Before I could pick up the board, Madame Arnata stood. Briskly walking around the end of her desk, she gathered up an armful of boards similar to the one she had indicated I was to take. She shifted the pile to a nearby shelf on her way to the open door.
“Kaitera, the new volunteer is here!” she called out into the hall.
By the time I had retrieved a crisp red overtunic from the closet, Kaitera appeared. She smiled brightly at me. Her deep dimples emphasized her toothy grin. She showed me a room filled with open nooks and hooks for storing cloaks and personal items. As I changed, she chattered away.

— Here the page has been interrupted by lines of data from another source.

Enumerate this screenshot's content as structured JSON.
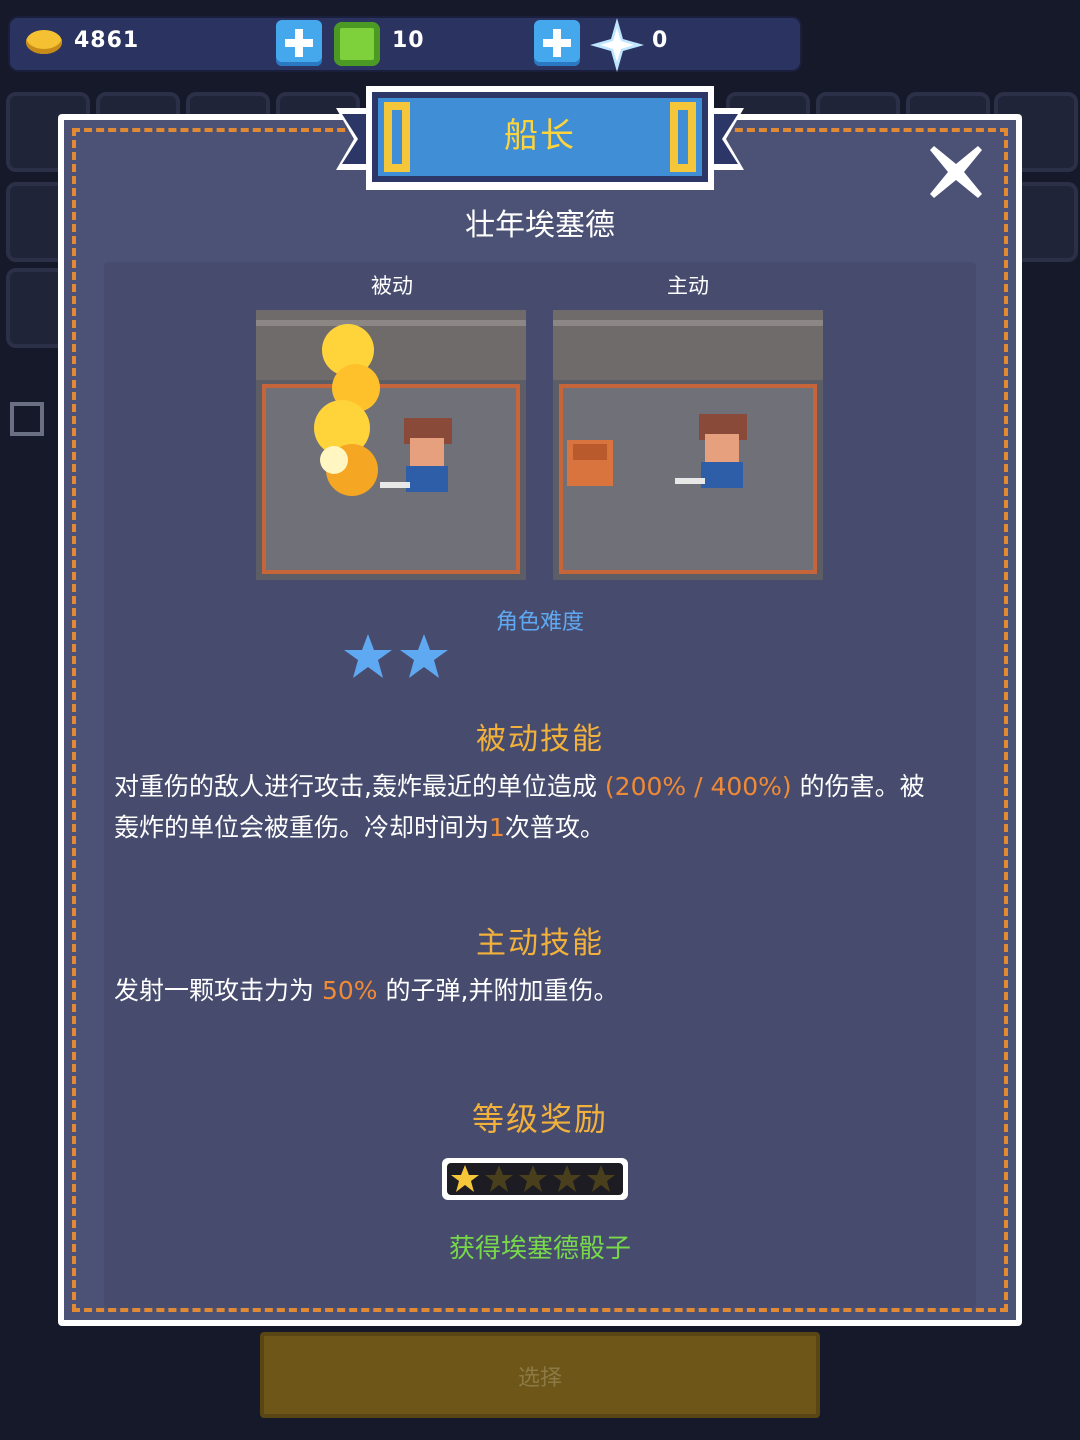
{
  "resources": {
    "gold": "4861",
    "gems": "10",
    "crystals": "0"
  },
  "dialog": {
    "class_title": "船长",
    "hero_name": "壮年埃塞德",
    "passive_tag": "被动",
    "active_tag": "主动",
    "difficulty_label": "角色难度",
    "difficulty_stars": 2,
    "passive_skill": {
      "title": "被动技能",
      "line1_a": "对重伤的敌人进行攻击,轰炸最近的单位造成",
      "line1_hl": "(200% / 400%)",
      "line1_b": "的伤害。被",
      "line2_a": "轰炸的单位会被重伤。冷却时间为",
      "line2_hl": "1",
      "line2_b": "次普攻。"
    },
    "active_skill": {
      "title": "主动技能",
      "text_a": "发射一颗攻击力为",
      "text_hl": "50%",
      "text_b": "的子弹,并附加重伤。"
    },
    "level_reward": {
      "title": "等级奖励",
      "stars_filled": 1,
      "stars_total": 5,
      "reward": "获得埃塞德骰子"
    }
  },
  "select_button": "选择",
  "colors": {
    "accent_orange": "#e18a33",
    "title_gold": "#f2b13b",
    "difficulty_blue": "#5fa9f2",
    "reward_green": "#77d94a",
    "highlight_orange": "#f08a35"
  }
}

“So you are Defender Ilar? Welcome to the healer’s hall. Madame Arnata said your skills will be well suited for the mind-patient ward. That is a good thing. We need the help. The Elitists kept our beds full, but now with this war, we are bursting with needy patients and lacking in qualified staff. All of our defender-trained healers were called to attend the injured at the front. Since then, we have been unable to help the mind-sick patients.”
Kait, as she insisted I call her, continued to fill me in on exactly how the ward functioned as I pulled my new healer uniform on over my dark blue defender tunic.
“You will probably want to leave that back in your rooms next time.” Kait gestured to where the taller blue collar poked out from beneath the red scooped neck. “Things can get a bit messy, especially when you are first starting out. Madame Arnata believes everyone should start out at the bottom. You will be emptying chamber pots and waste buckets for the first few days. Nothing more humiliating than cleaning up after other people.”
She held the door for me. The corridor echoed with her chatter. Thankfully, her voice was pleasant to the ear. Her verboseness covered up my reticence neatly. However, it made the silence all the more noticeable when she finally left me in the midst of a cavernous room filled with row upon row of silent patients.
Bright with sunlight and airy despite the occupants’ state of health, it still smelled of lime and the stale scent of sickness. I hung my board on the belt around my waist and set to work emptying bodily waste into the provided wheeled bin. The motions soon became a rhythm, something my defender training had taught me to appreciate and exploit.